4. Bill Evans Trio – Explorations [Riverside / Japanese Import SHM/SACD]: "Israel" - Sharp syncronicity of Evans' parallel comping techniques. In spite of the drums being famously forward on this recording (and tuned like Chinese toms!), separation and staging are beautifully maintained through the Karan's ample control. "Haunted Heart" – Quite simply, a beautiful tune, beautifully played. Clear space and placement of instruments, nice organic presentation of dbl bass without low frequency bloom, and no strident character of upper frequency transients. In "Sweet and Lovely," the Karan effortlessly present the rich harmonic landscape and architecture of form. Paul Motian is placed precisely in the group, allowed to stretch out on kit without losing form.
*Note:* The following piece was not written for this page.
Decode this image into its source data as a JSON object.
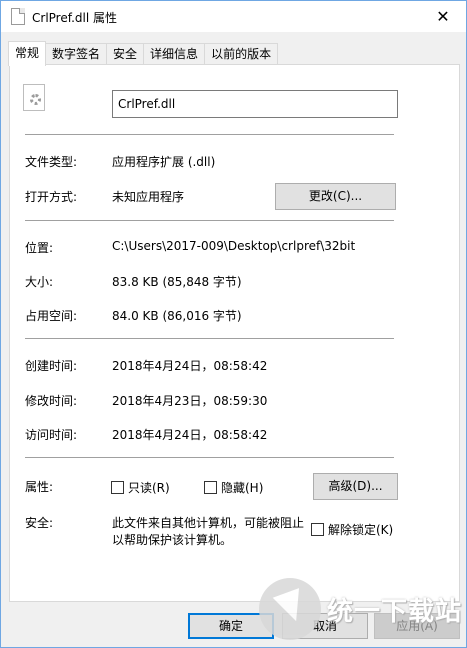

Equally, the Karan help give Evans' piano pinpoint transient clarity as he explores the full range of the instrument.
5. Jeff Hamilton Trio – The Best Things Happen [Azica]: "Moonbird" & "C Jam Blues" are two great reference pieces for Jeff's brushwork artistry and effective drum kit mic'ing techniques. If you really want to know what your audio system can do at low amplitude listening, check these tracks out. The Karan retains body and dimensionality at these lower listening levels. Above all, Jeff knows how to swing a band. The Karan let you feel every tactile element of the swing, from the feathered bass, to the placement of the stick on the ride, to that just right laid back walking line in the double bass. I also love this recording overall for its spot-on stage placement and imagery.
6. Michel Camilo – Live at the Blue Note [Telarc]: This is a challenging reference, as it's a classic capture of Camilo's complex rhythmic & harmonic language. To boot, both El Negro and Flores are right in step, pushing boundaries through the entire concert. The setting is intimate, but the energy is over the top. The Karan Acoustics gear keep you in the moment the entire time, maintaining the soundstage with a particular clarity to the front and back perspectives, while keeping the listener three tables back, center. The KA S 400 and KA L Mk3 provide plenty of speed and PRAT to the experience.
Having enjoyed the company of these new found audio acquaintances, am I ready to write my "Dear John" letter to my current VAC Signature MKII SE pre/Merrill Veritas monos? Not quite. Though the Karan Acoustics combo lit up the room and beyond with so many wonderful sonic attributes, my heart belongs to the wonderful synergy I've discovered with Class D digital amplification, coupled with that glorious midrange harnessed within my VAC tube preamp. Could the Karan Acoustics find a home in an imagined second home system? You bet! Alas, if only a musician's/professor's salary could make dreams come true....
I sense the end-game for most of us is a more revealing experience of the recorded moment, not just the recorded venue. For me, the Karan Acoustics KA S 400 and KA L Mk3 offered a real-time corporeal awareness into the musical experience. I found myself feeling the moment, as it were. In most every reference, it was easy to lose myself in the totality of music. More significantly, the spiritual connectivity of the recorded moment was visceral, alive, and clear. For those searching for their own musical connections, I can recommend without reservation auditioning the Karan Acoustics KA S 400 and KA L Mk3 as an excellent pathway.
KA L Mk3 Preamplifier
USA & Canada Distributor